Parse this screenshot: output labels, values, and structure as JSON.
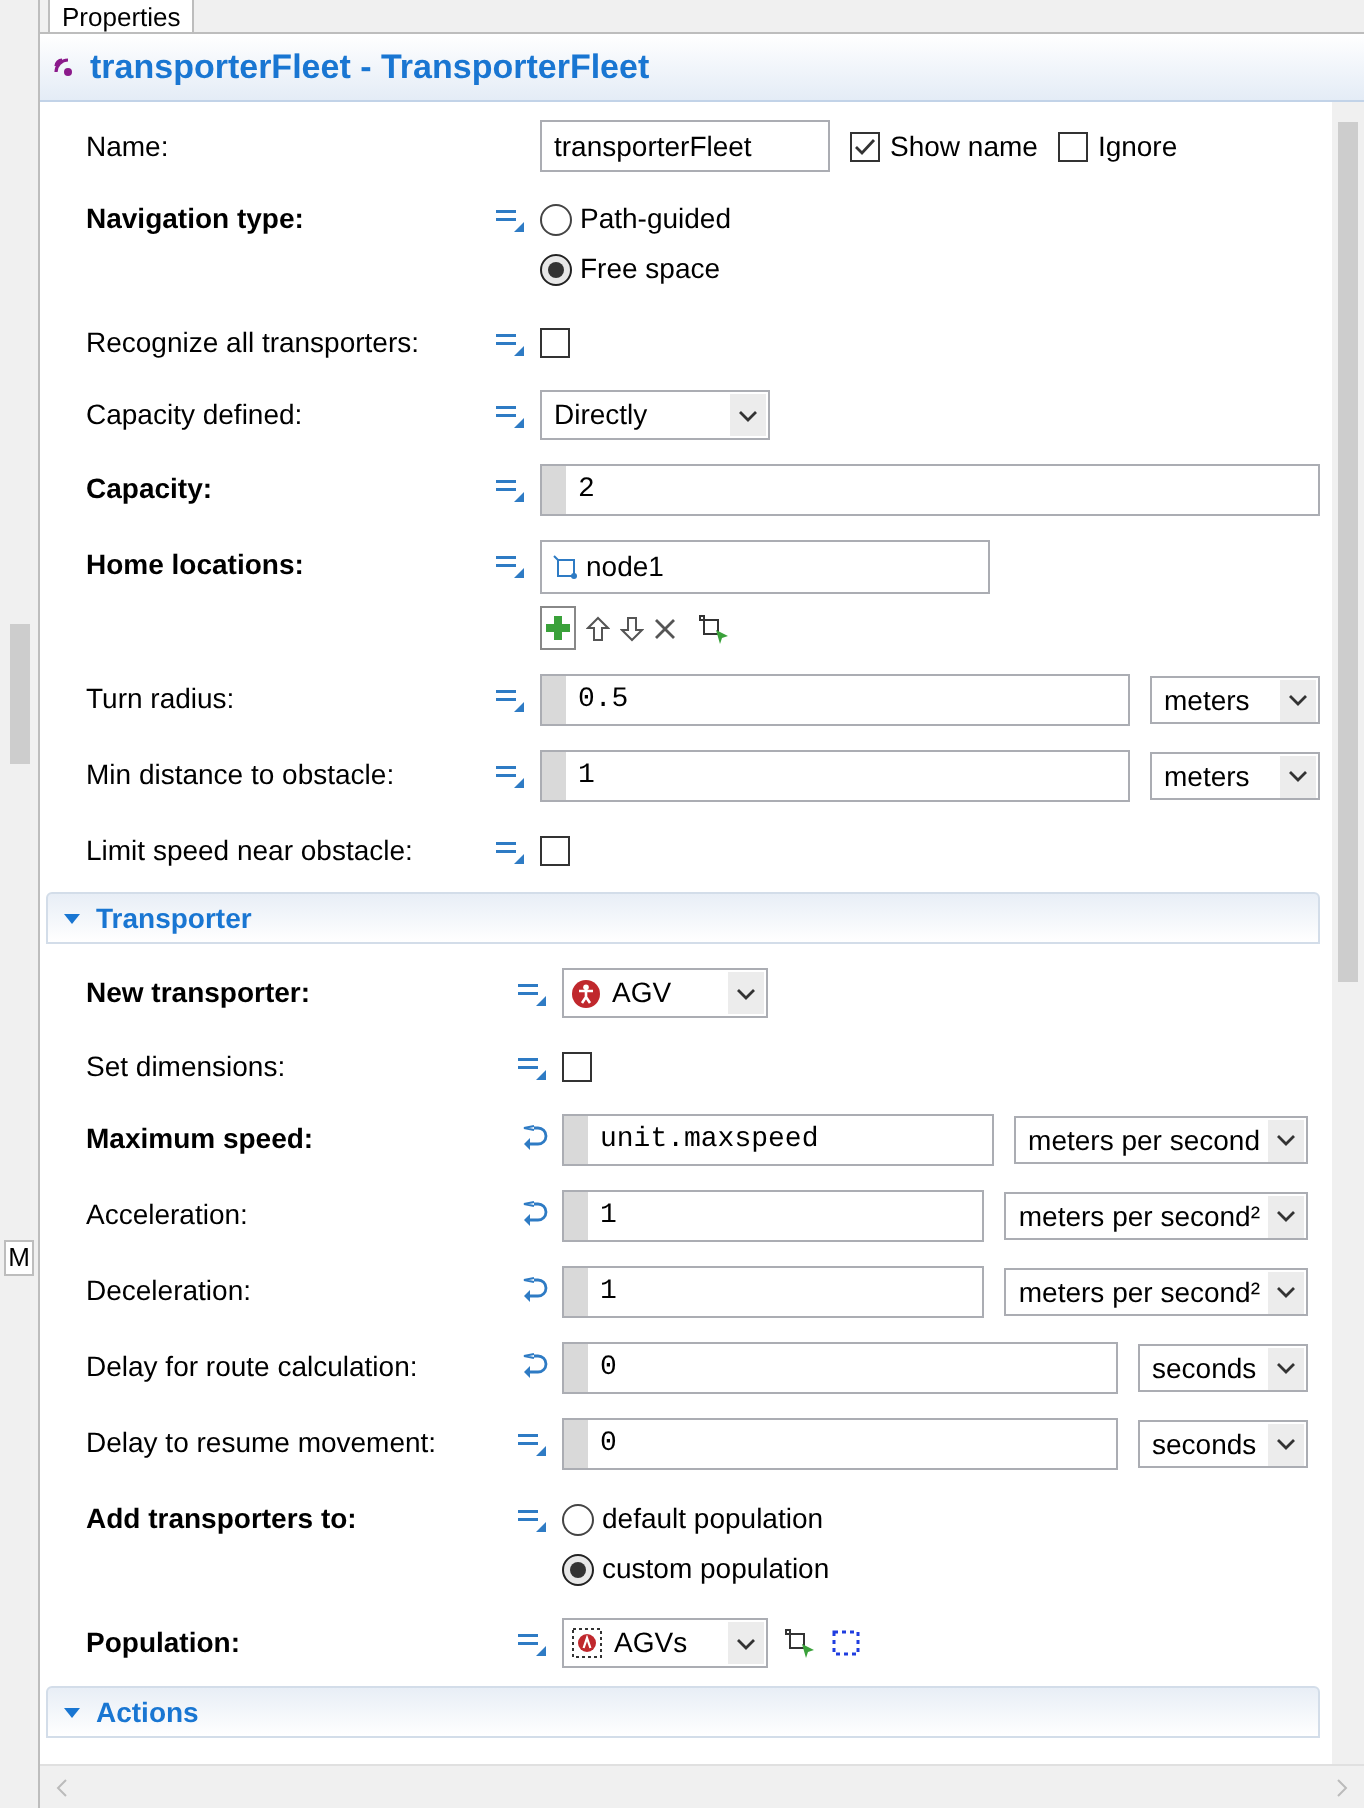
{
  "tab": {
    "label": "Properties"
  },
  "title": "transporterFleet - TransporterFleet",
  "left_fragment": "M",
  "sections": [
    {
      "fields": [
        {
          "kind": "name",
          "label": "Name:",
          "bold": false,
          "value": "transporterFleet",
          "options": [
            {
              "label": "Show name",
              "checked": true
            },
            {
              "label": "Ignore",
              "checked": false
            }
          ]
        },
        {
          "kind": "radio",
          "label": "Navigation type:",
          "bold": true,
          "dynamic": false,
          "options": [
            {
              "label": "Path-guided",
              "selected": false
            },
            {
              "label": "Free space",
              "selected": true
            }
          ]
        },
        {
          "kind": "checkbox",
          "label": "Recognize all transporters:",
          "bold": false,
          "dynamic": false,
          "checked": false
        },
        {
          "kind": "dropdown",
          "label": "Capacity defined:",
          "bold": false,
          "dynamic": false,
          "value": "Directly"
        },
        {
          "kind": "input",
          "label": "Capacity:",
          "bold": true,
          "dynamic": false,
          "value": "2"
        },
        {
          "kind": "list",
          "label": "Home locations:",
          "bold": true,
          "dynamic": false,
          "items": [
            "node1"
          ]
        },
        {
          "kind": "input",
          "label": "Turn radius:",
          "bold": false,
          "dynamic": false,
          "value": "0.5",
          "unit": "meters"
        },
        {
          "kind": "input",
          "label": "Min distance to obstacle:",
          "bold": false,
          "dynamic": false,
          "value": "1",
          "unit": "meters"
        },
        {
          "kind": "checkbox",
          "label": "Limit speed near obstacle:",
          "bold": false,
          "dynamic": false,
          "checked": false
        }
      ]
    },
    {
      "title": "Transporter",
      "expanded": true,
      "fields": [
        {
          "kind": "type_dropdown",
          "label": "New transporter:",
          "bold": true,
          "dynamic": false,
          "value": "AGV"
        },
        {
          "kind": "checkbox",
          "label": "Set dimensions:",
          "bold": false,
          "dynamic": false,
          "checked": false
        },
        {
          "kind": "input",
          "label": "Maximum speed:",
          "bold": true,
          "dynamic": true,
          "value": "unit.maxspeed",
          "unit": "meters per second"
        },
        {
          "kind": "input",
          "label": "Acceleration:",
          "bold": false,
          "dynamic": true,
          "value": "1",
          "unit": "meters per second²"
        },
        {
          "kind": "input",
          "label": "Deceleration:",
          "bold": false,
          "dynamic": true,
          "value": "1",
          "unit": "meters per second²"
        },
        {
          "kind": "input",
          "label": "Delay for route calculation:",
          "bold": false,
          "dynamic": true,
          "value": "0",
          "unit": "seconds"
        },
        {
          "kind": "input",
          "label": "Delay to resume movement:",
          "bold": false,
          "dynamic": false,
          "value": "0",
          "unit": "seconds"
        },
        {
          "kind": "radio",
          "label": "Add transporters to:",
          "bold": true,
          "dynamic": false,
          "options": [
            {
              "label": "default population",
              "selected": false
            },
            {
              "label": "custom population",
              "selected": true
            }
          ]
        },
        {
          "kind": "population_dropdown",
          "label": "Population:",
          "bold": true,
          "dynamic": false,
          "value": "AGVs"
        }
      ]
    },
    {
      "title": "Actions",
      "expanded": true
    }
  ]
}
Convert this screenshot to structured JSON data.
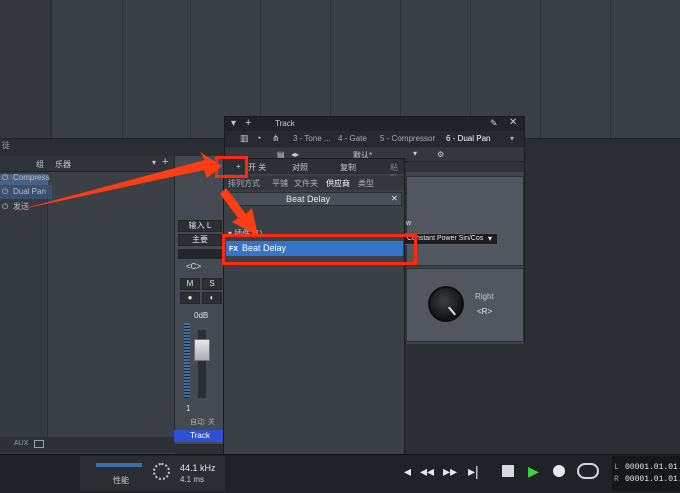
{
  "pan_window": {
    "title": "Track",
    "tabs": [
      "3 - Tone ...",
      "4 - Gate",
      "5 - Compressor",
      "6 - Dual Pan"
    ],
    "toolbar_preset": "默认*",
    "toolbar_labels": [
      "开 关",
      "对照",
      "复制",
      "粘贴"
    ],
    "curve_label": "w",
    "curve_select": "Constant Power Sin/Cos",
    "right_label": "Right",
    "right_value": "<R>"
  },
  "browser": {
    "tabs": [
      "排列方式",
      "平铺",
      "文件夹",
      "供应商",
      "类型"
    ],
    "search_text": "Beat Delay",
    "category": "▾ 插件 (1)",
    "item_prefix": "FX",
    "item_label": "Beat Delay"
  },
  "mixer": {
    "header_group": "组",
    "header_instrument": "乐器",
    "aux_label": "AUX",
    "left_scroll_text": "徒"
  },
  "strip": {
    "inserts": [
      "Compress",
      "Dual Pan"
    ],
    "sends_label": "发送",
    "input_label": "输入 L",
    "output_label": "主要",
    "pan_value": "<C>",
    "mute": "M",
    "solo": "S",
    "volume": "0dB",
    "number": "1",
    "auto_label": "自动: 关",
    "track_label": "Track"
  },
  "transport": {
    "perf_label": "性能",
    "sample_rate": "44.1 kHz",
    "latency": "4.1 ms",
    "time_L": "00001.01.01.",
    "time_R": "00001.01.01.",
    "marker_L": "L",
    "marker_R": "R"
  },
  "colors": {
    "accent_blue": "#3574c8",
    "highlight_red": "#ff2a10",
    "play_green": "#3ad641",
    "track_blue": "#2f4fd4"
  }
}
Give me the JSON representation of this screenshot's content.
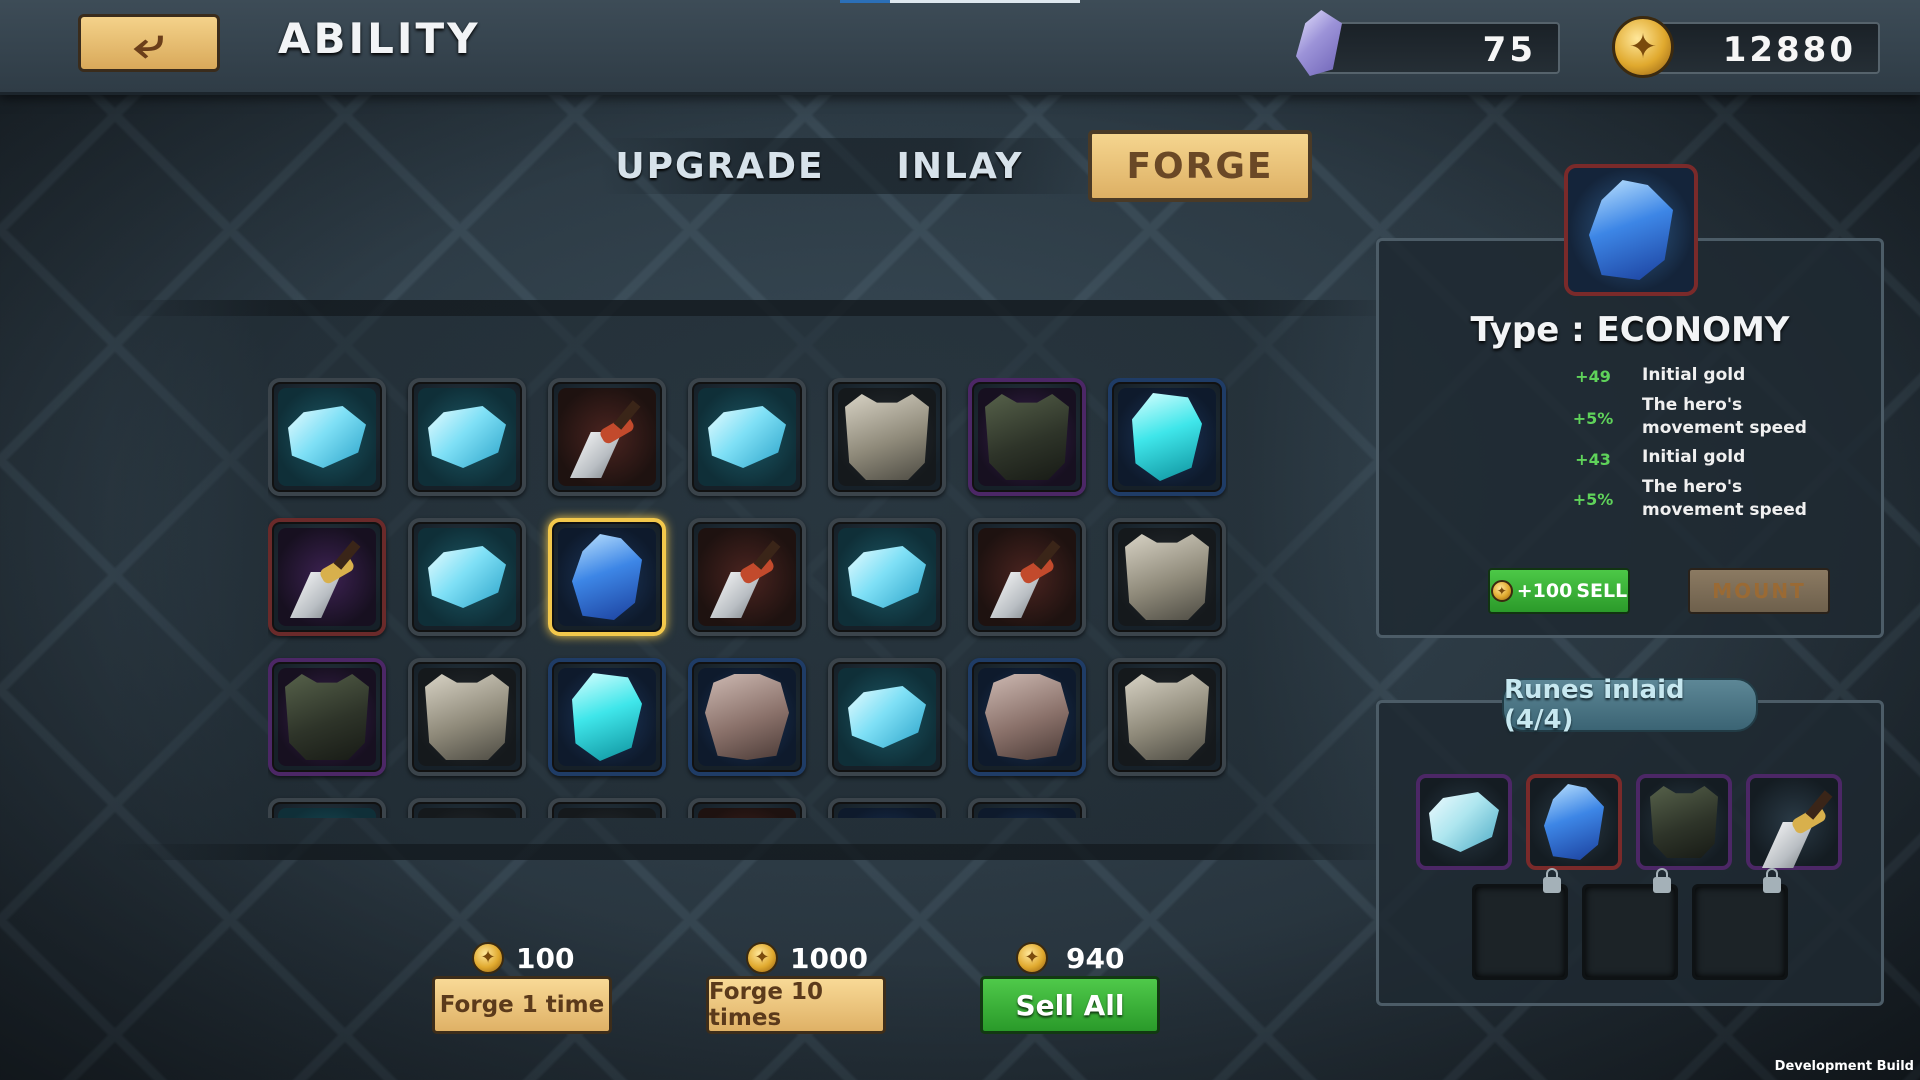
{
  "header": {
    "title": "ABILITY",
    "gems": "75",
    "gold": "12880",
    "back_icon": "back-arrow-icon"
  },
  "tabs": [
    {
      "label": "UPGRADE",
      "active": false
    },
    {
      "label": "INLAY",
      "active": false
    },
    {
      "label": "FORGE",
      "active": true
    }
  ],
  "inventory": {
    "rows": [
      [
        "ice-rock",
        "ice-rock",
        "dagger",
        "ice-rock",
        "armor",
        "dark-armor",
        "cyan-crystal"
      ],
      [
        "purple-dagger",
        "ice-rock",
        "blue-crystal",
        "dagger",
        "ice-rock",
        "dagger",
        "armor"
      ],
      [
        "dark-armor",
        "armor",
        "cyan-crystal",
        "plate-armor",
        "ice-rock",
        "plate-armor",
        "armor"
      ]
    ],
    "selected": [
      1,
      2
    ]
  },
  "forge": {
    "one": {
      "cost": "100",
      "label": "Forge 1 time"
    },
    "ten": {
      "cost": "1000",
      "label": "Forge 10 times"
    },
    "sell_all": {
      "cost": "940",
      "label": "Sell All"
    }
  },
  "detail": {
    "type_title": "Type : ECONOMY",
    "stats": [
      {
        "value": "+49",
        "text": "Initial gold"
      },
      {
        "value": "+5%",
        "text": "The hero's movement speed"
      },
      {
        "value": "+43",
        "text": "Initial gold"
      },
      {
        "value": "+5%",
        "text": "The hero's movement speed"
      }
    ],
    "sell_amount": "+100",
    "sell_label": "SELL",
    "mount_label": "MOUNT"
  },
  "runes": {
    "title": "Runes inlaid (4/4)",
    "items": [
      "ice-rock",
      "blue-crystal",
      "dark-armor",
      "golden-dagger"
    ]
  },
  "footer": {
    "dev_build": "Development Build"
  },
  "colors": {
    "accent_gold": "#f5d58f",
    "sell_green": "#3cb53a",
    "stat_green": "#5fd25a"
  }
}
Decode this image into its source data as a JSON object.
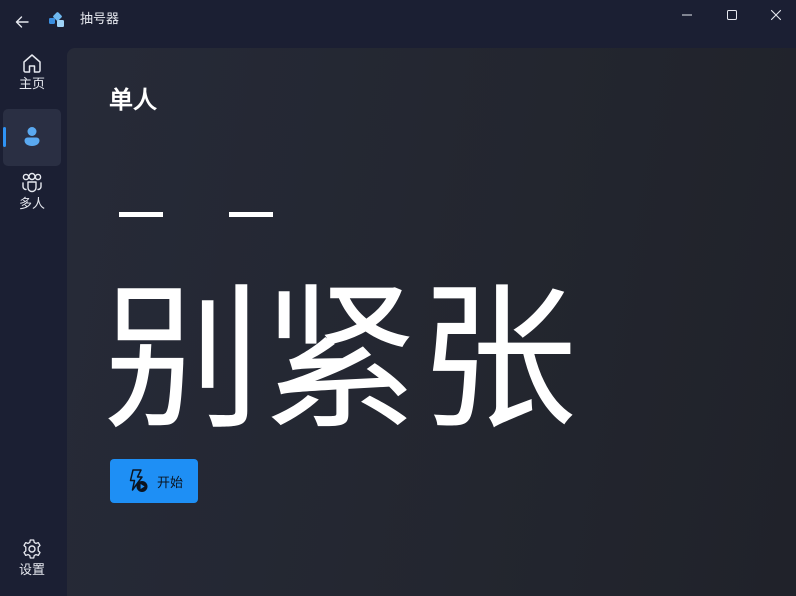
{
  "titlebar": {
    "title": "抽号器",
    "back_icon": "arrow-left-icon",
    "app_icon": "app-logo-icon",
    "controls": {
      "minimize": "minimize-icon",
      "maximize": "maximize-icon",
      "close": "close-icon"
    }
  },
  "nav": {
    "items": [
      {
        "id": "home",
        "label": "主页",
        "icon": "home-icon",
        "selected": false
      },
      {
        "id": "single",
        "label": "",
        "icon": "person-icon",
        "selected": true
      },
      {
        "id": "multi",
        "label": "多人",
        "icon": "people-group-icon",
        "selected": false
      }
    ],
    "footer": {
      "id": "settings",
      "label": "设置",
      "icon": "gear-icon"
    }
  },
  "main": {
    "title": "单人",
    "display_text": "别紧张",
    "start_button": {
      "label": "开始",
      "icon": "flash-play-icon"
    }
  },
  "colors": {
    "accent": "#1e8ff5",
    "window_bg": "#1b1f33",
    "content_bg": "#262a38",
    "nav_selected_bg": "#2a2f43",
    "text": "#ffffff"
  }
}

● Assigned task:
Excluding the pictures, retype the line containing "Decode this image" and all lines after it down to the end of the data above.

● Answer to this problem:
Decode this image into its source data as a JSON object.
{
  "titlebar": {
    "title": "抽号器",
    "back_icon": "arrow-left-icon",
    "app_icon": "app-logo-icon",
    "controls": {
      "minimize": "minimize-icon",
      "maximize": "maximize-icon",
      "close": "close-icon"
    }
  },
  "nav": {
    "items": [
      {
        "id": "home",
        "label": "主页",
        "icon": "home-icon",
        "selected": false
      },
      {
        "id": "single",
        "label": "",
        "icon": "person-icon",
        "selected": true
      },
      {
        "id": "multi",
        "label": "多人",
        "icon": "people-group-icon",
        "selected": false
      }
    ],
    "footer": {
      "id": "settings",
      "label": "设置",
      "icon": "gear-icon"
    }
  },
  "main": {
    "title": "单人",
    "display_text": "别紧张",
    "start_button": {
      "label": "开始",
      "icon": "flash-play-icon"
    }
  },
  "colors": {
    "accent": "#1e8ff5",
    "window_bg": "#1b1f33",
    "content_bg": "#262a38",
    "nav_selected_bg": "#2a2f43",
    "text": "#ffffff"
  }
}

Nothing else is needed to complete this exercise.